In late 2004, Blair stood in the White House and nodded his head when he heard another meaningless declaration by his partner to the war, U.S. President George W. Bush, regarding his willingness to work together with a Palestinian leadership that would be committed to the war against terror and to democratic reforms. Blair returned to London without Bush's consent to an international peace conference. The British leader, who is eating crow because of his support for the problematic U.S. war against Iraq, took back his proposal to appoint a high-ranking presidential envoy to promote the "road map" peace plan. He took it back and remained silent.

Six months ago, when Blair came to Jerusalem, Sharon did not have to make much effort to convince his guest that in our case, dealing with terror takes precedence over dealing with the conflict. He announced publicly and in front of a group of journalists that "there will be no successful peace negotiations without an end to terror." Haaretz reported that in closed talks, Blair was even more outspoken. He promised to tell the Palestinians that if the terror did not end, they could forget about assistance and political support. PA Prime Minister Mahmoud Abbas (Abu Mazen), who was then taking his first steps in the Muqata, picked up the gauntlet and came out strongly against the violent intifada. Blair, like the other European leaders, the patrons of the road map, aligned himself with the policy delineated by Bush: Quiet, we're disengaging.

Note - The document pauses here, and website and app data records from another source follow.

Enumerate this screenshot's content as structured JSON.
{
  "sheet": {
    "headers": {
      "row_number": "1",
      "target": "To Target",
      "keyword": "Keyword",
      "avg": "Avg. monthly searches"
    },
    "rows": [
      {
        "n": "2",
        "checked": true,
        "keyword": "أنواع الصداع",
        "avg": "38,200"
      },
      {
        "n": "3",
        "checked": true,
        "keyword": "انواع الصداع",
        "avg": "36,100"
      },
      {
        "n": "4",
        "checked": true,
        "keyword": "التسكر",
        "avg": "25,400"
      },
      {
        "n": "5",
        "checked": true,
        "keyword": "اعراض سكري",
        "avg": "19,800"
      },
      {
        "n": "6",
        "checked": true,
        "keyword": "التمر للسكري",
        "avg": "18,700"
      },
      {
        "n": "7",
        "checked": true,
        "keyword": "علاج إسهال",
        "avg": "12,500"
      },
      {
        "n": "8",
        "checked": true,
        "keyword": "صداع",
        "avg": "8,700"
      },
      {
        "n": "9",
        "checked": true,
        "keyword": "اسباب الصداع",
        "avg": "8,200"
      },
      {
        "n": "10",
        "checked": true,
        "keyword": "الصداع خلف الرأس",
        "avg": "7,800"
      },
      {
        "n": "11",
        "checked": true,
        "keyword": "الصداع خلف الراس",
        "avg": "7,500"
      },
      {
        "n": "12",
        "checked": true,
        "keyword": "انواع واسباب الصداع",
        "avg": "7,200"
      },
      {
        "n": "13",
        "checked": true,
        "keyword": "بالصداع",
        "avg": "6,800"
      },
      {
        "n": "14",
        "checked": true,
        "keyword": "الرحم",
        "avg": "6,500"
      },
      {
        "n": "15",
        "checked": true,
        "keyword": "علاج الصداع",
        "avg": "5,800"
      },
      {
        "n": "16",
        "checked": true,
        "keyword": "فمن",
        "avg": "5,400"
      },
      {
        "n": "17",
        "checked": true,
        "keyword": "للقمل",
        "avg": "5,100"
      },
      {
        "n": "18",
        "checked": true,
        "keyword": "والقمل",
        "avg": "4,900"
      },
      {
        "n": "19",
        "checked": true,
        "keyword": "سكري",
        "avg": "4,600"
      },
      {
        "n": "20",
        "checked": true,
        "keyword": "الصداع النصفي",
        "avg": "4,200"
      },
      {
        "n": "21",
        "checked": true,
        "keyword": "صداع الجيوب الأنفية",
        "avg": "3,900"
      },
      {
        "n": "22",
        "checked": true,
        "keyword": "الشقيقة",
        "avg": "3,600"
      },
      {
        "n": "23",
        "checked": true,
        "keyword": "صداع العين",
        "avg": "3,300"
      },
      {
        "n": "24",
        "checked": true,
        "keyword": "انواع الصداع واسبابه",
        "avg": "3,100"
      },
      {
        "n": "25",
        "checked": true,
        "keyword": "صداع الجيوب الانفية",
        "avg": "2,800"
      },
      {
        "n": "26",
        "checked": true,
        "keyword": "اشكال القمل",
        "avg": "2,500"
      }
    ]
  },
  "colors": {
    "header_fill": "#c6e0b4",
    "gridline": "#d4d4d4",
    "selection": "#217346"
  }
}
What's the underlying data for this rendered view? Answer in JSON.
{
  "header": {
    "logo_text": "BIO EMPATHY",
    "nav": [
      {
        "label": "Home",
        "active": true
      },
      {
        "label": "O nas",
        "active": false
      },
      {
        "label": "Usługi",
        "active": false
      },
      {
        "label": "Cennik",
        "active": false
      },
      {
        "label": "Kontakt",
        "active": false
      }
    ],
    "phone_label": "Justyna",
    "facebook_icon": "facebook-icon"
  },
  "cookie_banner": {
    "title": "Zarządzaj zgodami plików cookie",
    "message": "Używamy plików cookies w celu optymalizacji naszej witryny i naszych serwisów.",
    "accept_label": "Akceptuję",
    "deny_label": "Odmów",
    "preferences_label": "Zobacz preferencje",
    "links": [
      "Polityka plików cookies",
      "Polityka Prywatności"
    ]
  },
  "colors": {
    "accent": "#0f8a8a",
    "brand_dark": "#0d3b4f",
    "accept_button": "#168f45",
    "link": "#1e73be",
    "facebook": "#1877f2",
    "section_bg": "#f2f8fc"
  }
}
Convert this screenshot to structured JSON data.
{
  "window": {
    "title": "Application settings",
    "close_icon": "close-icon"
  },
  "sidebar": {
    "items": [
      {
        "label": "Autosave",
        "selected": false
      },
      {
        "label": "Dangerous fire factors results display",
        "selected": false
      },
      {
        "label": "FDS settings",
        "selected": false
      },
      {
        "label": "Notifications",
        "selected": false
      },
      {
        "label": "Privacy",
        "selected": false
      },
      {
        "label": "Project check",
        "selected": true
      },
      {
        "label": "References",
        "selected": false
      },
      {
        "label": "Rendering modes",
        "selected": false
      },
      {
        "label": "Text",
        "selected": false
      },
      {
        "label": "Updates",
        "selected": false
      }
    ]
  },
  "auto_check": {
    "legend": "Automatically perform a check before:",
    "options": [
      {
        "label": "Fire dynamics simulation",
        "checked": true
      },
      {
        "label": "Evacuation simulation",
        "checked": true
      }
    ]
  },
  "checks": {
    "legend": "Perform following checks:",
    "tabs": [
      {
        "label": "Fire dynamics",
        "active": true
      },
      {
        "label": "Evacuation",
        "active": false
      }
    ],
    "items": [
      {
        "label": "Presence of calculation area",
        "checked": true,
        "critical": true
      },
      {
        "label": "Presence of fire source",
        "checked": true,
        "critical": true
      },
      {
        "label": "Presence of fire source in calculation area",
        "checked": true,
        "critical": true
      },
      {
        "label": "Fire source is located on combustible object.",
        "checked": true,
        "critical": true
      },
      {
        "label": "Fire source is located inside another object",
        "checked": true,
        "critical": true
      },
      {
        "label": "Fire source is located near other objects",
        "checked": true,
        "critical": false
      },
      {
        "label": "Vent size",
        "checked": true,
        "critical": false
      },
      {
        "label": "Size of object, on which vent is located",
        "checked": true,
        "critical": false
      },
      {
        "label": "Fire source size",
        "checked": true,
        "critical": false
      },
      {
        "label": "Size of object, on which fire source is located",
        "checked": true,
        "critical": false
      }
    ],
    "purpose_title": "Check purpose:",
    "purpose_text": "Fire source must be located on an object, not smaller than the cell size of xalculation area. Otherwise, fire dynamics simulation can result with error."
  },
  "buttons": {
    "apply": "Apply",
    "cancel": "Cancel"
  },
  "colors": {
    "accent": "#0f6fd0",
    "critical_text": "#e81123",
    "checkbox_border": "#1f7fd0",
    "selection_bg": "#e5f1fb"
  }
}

The Al-Qaida attack on the United States erased the dividers between Palestinian terror, which is directed against the occupation, and Islamic terror, which is directed against Western culture. The situation has changed to such an extent that Bush and Sharon are preaching democracy to people who are living under the occupation of foreign armies. It's a shame that the message got through only after the disaster occurred at home. Hopefully, 7/7 will put an end to 9/11 and be the start of a proper campaign in the struggle against terror.